(1) Desensitization: This is a process in which the noxious stimulus is applied at at very low intensity that would be incompatible with the fearful response. The intensity is then gradually increased over time. For example, playing a thunderstorm CD at low levels and gradually increasing the volume over a period of many days/weeks may prove to be beneficial. It must be noted that while pets seem to be very sensitive the loud thunder, there are many other factors as well such as wind, rain and barometric pressure.

(2) Counter Conditioning: This is the process in which you would play with or feed your dog treats while the pet is subjected to low levels of the stimulus. They should therefore, over time develop a positive association between the sounds and treats. It is important to start this behavioural modification strategy during low stimulus (as discussed above). It is important not to give the treat or reward until the fearful behaviour ceases. Remember, comforting the frightened dog is a reward! Similarly, dogs should not be punished for this behaviour. The increasing intensity of the stimulus should be managed so that at no point does it induce fearful behaviour, the goal is to insure a positive association with the stimulus at all times.

It is very important to understand that behavioural modification strategies take time, effort and patience! We recommend to perform these exercises at least daily, if not multiple times daily for the optimal results and to give your pet the best chance to learn! Its best to begin training during times of the year, when exposure to the fear evoking stimuli can be avoided, so that the pet can be improved prior to the next thunderstorm season.

(3) Medications: Specific medications prescribed by your veterinarian can be extremely beneficial. It is best to use these medications concurrently with a behavioural modification strategy to achieve optimal results.

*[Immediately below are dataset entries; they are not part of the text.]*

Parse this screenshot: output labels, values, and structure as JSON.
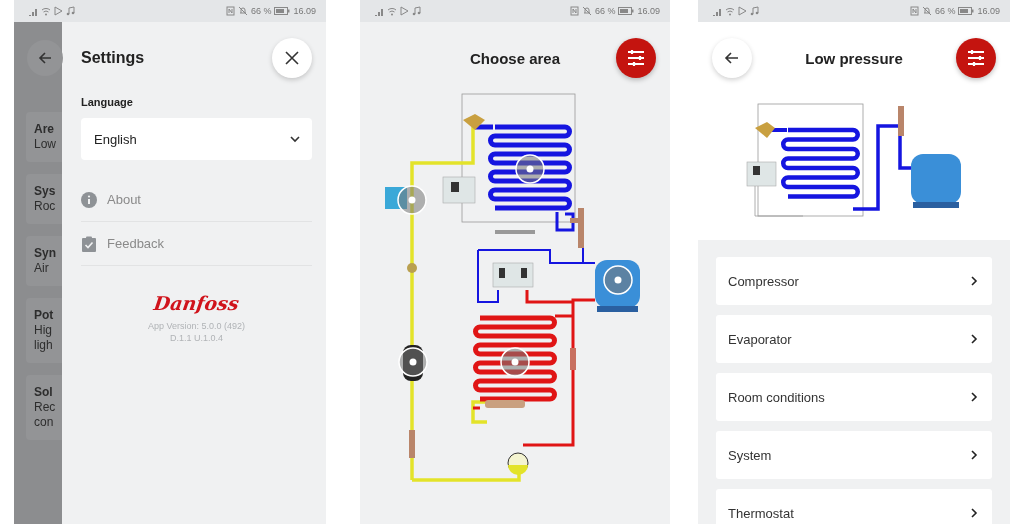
{
  "settings_screen": {
    "status_bar": {
      "battery": "66 %",
      "time": "16.09"
    },
    "background_cards": [
      {
        "lines": [
          "Are",
          "Low"
        ]
      },
      {
        "lines": [
          "Sys",
          "Roc"
        ]
      },
      {
        "lines": [
          "Syn",
          "Air"
        ]
      },
      {
        "lines": [
          "Pot",
          "Hig",
          "ligh"
        ]
      },
      {
        "lines": [
          "Sol",
          "Rec",
          "con"
        ]
      }
    ],
    "drawer": {
      "title": "Settings",
      "language_label": "Language",
      "language_value": "English",
      "menu_items": [
        {
          "kind": "info",
          "label": "About"
        },
        {
          "kind": "feedback",
          "label": "Feedback"
        }
      ],
      "logo": "Danfoss",
      "version_lines": [
        "App Version:  5.0.0 (492)",
        "D.1.1 U.1.0.4"
      ]
    }
  },
  "choose_area_screen": {
    "status_bar": {
      "battery": "66 %",
      "time": "16.09"
    },
    "title": "Choose area"
  },
  "low_pressure_screen": {
    "status_bar": {
      "battery": "66 %",
      "time": "16.09"
    },
    "title": "Low pressure",
    "items": [
      {
        "label": "Compressor"
      },
      {
        "label": "Evaporator"
      },
      {
        "label": "Room conditions"
      },
      {
        "label": "System"
      },
      {
        "label": "Thermostat"
      }
    ]
  }
}
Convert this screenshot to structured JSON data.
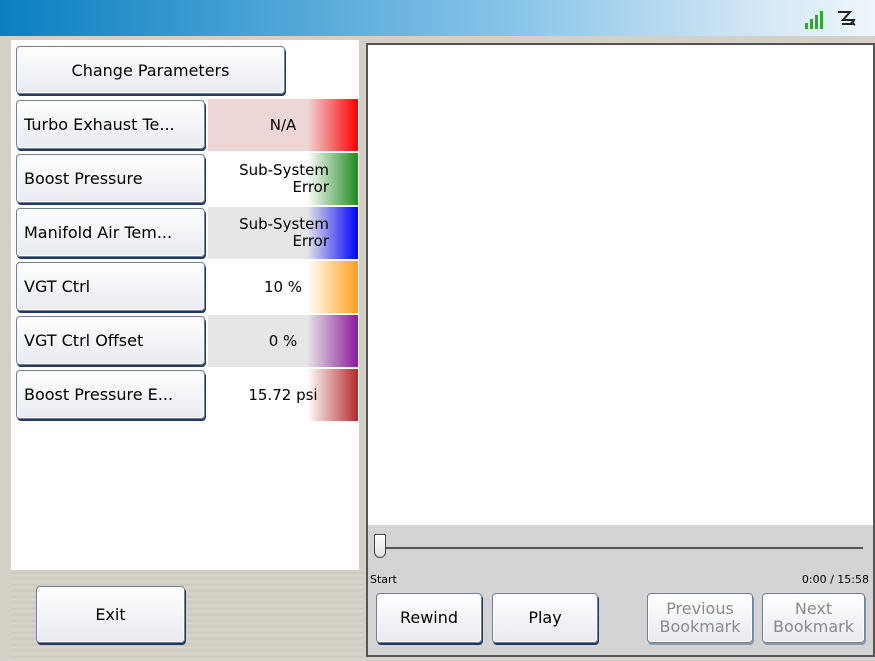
{
  "parameters_button": "Change Parameters",
  "rows": [
    {
      "label": "Turbo Exhaust Te...",
      "value": "N/A",
      "color": "#ff0000",
      "shaded": true
    },
    {
      "label": "Boost Pressure",
      "value": "Sub-System Error",
      "color": "#1f8a1f",
      "shaded": false
    },
    {
      "label": "Manifold Air Tem...",
      "value": "Sub-System Error",
      "color": "#0000ff",
      "shaded": true
    },
    {
      "label": "VGT Ctrl",
      "value": "10 %",
      "color": "#ff9f1a",
      "shaded": false
    },
    {
      "label": "VGT Ctrl Offset",
      "value": "0 %",
      "color": "#8a1a9a",
      "shaded": true
    },
    {
      "label": "Boost Pressure E...",
      "value": "15.72 psi",
      "color": "#b52a2a",
      "shaded": false
    }
  ],
  "exit_label": "Exit",
  "playback": {
    "start_label": "Start",
    "time": "0:00 / 15:58",
    "position": 0,
    "rewind": "Rewind",
    "play": "Play",
    "previous_bookmark": "Previous Bookmark",
    "next_bookmark": "Next Bookmark"
  },
  "status_icons": [
    "signal-icon",
    "plug-icon"
  ],
  "colors": {
    "titlebar_start": "#0a7fc0",
    "shaded_row": "#e6e6e6",
    "first_row_shade": "#eed6d6"
  }
}
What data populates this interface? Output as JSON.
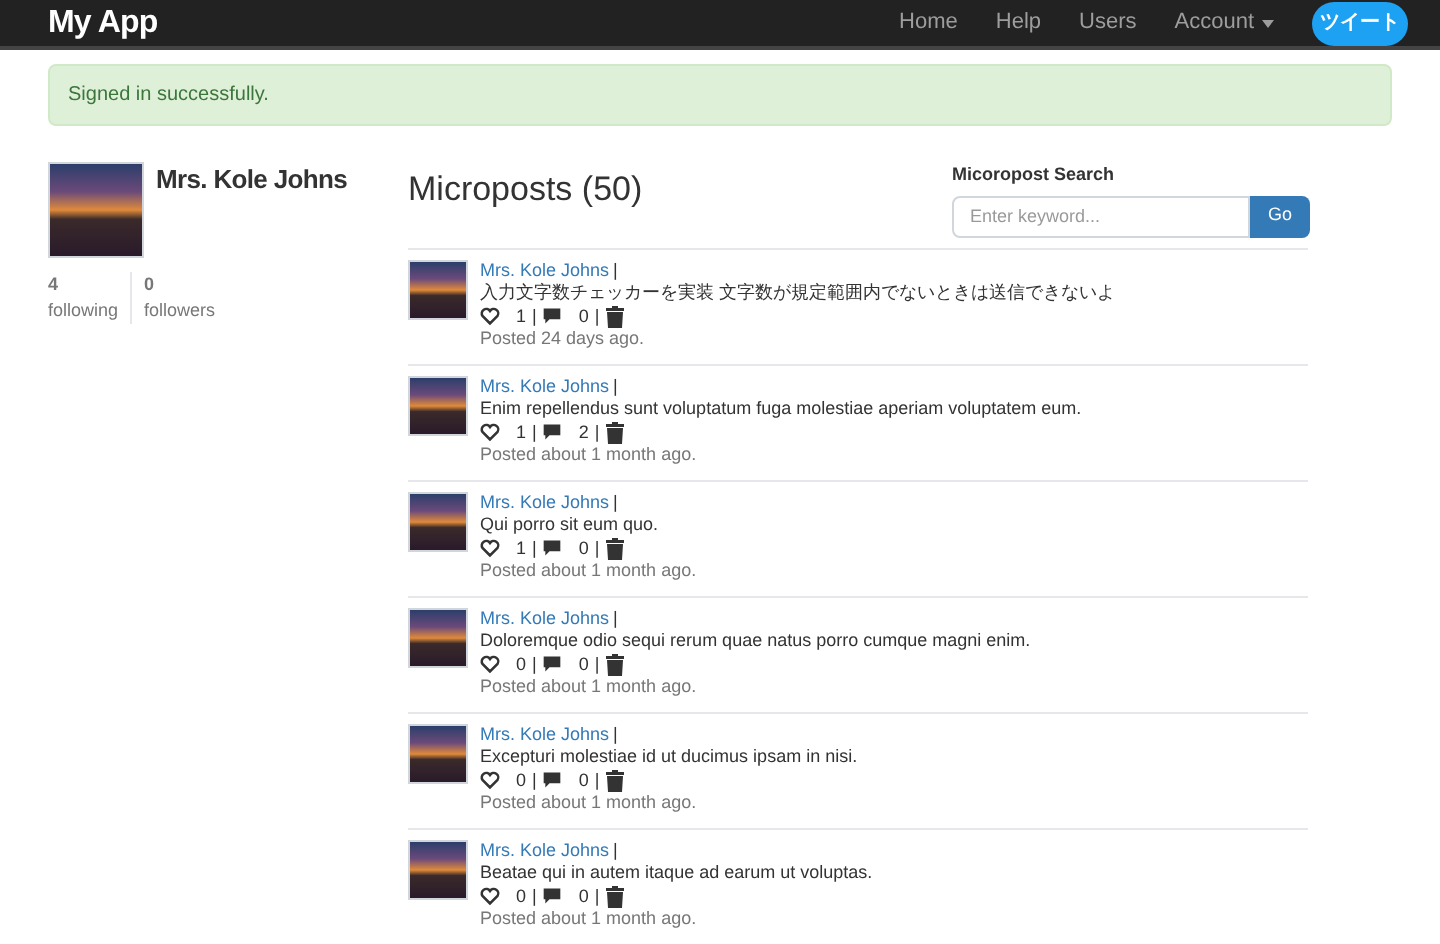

(4) Other therapies: We have had success with Dog Appeasing Pheromone (DAP). This is a safe collar that you would place on your dog and exhibits a calming behaviour. In addition, there is a new veterinary diet from Royal Canin called “Calm”. This diet has also been show via studies to be beneficial in a variety of behavioural disorders. Lastly, a “natural” medicine called Zylkene that will help your dog during the stress of the noxious stimuli (thunderstorms, fireworks).

In any case, to develop the proper successful strategy for you pet, it is best to seek the advice of your veterinarian.